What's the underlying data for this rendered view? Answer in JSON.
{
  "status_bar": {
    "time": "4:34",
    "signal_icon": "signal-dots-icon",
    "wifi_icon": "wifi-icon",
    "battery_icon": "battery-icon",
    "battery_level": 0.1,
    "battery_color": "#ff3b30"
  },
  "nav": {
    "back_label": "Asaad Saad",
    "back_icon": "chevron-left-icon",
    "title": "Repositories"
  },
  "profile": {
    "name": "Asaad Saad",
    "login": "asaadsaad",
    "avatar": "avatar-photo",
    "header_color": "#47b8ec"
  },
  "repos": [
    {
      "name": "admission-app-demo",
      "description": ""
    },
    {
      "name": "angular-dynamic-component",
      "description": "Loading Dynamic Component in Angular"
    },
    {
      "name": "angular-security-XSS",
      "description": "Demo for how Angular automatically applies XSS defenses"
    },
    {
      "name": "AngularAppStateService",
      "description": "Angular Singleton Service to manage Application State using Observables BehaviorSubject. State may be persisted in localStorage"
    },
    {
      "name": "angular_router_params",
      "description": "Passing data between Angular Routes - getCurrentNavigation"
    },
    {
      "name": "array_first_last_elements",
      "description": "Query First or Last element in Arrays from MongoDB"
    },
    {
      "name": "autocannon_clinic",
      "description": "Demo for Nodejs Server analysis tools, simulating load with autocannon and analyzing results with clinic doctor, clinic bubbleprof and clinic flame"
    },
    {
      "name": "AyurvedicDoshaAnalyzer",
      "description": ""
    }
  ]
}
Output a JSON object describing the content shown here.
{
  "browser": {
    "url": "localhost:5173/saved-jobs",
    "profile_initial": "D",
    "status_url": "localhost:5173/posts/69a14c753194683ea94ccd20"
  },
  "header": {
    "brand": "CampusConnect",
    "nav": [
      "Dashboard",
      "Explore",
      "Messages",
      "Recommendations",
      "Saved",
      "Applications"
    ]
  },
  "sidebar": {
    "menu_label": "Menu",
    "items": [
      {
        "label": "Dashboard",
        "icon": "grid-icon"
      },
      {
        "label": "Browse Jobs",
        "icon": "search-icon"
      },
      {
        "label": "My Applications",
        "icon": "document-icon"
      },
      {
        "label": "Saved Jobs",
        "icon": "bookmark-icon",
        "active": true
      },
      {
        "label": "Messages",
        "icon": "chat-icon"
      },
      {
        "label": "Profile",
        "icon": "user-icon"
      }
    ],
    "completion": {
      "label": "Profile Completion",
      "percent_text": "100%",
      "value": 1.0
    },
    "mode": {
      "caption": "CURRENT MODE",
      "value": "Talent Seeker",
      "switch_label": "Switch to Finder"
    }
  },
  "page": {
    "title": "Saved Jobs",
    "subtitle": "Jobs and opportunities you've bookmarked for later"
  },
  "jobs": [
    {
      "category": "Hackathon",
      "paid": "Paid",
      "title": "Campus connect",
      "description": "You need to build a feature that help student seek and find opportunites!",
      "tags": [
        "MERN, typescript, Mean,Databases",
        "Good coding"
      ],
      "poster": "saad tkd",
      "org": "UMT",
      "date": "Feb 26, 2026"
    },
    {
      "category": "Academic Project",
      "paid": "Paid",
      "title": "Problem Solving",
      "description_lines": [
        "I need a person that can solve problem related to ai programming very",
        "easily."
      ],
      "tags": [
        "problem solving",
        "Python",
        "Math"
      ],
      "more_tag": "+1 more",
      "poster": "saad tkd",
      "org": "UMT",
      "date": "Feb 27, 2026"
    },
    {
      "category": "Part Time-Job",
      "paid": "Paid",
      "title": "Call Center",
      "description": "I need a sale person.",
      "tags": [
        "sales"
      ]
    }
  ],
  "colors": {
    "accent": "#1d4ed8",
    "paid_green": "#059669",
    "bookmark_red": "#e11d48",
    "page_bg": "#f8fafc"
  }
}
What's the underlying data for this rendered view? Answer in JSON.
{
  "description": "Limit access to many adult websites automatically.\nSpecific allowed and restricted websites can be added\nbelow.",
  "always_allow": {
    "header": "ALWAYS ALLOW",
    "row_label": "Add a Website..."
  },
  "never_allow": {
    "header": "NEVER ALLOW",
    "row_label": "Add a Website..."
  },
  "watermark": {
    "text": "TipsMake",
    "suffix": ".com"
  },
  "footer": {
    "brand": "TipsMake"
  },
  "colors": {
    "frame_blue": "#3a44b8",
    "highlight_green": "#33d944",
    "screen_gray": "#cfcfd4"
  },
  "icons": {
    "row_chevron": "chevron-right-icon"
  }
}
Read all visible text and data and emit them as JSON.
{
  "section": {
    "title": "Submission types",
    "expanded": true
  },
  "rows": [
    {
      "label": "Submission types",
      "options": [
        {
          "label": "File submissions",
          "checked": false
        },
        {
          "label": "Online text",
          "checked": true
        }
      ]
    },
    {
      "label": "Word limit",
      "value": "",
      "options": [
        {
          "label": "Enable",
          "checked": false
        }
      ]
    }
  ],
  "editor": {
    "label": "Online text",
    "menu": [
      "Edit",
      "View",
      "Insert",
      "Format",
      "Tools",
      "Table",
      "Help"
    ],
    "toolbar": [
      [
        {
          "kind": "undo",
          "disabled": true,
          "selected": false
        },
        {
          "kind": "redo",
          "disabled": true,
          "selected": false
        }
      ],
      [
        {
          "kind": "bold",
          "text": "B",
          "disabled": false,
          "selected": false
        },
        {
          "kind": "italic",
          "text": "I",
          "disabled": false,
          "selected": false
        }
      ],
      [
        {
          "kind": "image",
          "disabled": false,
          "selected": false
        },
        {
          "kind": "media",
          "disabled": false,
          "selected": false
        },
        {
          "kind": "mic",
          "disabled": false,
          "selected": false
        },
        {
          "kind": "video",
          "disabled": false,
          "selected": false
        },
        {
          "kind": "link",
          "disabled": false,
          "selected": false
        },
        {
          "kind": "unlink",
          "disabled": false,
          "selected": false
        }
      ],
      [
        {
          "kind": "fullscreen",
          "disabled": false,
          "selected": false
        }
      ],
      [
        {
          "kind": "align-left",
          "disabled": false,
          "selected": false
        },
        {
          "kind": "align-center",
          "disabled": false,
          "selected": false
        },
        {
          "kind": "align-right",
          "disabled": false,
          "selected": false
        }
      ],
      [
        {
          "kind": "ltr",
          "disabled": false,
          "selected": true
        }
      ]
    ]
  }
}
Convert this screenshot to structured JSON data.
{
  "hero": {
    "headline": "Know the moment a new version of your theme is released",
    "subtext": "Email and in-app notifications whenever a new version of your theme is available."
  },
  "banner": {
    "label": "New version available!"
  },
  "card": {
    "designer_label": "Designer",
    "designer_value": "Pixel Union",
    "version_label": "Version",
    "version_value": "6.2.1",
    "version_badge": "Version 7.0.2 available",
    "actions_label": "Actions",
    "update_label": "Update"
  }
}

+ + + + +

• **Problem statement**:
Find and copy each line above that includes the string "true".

• **Response box**:
        "active": true
    "expanded": true
          "checked": true
          "disabled": true,
          "disabled": true,
          "selected": true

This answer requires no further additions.